The Rust Programming Language - Understanding If in Rust. Rust’s take on if is not particularly complex, but it’s much more like the if you’ll find in a dynamically typed language than in a more traditional systems language. if is a specific form of a more general concept, the ‘branch’, whose name comes from a branch in a tree: a decision point, where depending on a choice, multiple paths can be taken.

Rust’s take on if is not particularly complex, but it’s much more like the if you’ll find in a dynamically typed language than in a more traditional systems language. So let’s talk about it, to make sure you grasp the nuances.

if is a specific form of a more general concept, the ‘branch’, whose name comes from a branch in a tree: a decision point, where depending on a choice, multiple paths can be taken.

In the case of if, there is one choice that leads down two paths:


# #![allow(unused_variables)]
#fn main() {
let x = 5;

if x == 5 {
    println!("x is five!");
}
#}

If we changed the value of x to something else, this line would not print. More specifically, if the expression after the if evaluates to true, then the block is executed. If it’s false, then it is not.

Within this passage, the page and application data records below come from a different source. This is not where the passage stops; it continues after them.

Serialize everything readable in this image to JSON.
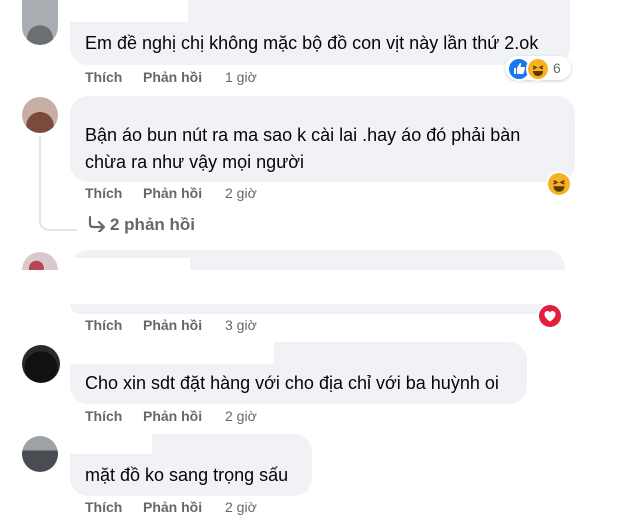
{
  "comments": [
    {
      "text": "Em đề nghị chị không mặc bộ đồ con vịt này lần thứ 2.ok",
      "like_label": "Thích",
      "reply_label": "Phản hồi",
      "time": "1 giờ",
      "reaction_count": "6",
      "reactions": [
        "like-icon",
        "haha-icon"
      ]
    },
    {
      "text_line1": "Bận áo bun nút ra ma sao k cài lai .hay áo đó phải bàn",
      "text_line2": "chừa ra như vậy mọi người",
      "like_label": "Thích",
      "reply_label": "Phản hồi",
      "time": "2 giờ",
      "reactions": [
        "haha-icon"
      ],
      "replies_link": "2 phản hồi"
    },
    {
      "text": "",
      "like_label": "Thích",
      "reply_label": "Phản hồi",
      "time": "3 giờ",
      "reactions": [
        "heart-icon"
      ]
    },
    {
      "text": "Cho xin sdt đặt hàng với cho địa chỉ với ba huỳnh oi",
      "like_label": "Thích",
      "reply_label": "Phản hồi",
      "time": "2 giờ"
    },
    {
      "text": "mặt đồ ko sang trọng sấu",
      "like_label": "Thích",
      "reply_label": "Phản hồi",
      "time": "2 giờ"
    }
  ],
  "colors": {
    "bubble": "#f0f2f5",
    "meta_text": "#65676b",
    "like_blue": "#1877f2",
    "haha_yellow": "#f7b125",
    "heart_red": "#e41e3f"
  }
}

If you want something to happen in the false case, use an else:


# #![allow(unused_variables)]
#fn main() {
let x = 5;

if x == 5 {
    println!("x is five!");
} else {
    println!("x is not five :(");
}
#}

If there is more than one case, use an else if:


# #![allow(unused_variables)]
#fn main() {
let x = 5;

if x == 5 {
    println!("x is five!");
} else if x == 6 {
    println!("x is six!");
} else {
    println!("x is not five or six :(");
}
#}

This is all pretty standard. However, you can also do this:


# #![allow(unused_variables)]
#fn main() {
let x = 5;

let y = if x == 5 {
    10
} else {
    15
}; // y: i32
#}

Which we can (and probably should) write like this:


# #![allow(unused_variables)]
#fn main() {
let x = 5;

let y = if x == 5 { 10 } else { 15 }; // y: i32
#}

This works because if is an expression. The value of the expression is the value of the last expression in whichever branch was chosen. An if without an else always results in () as the value.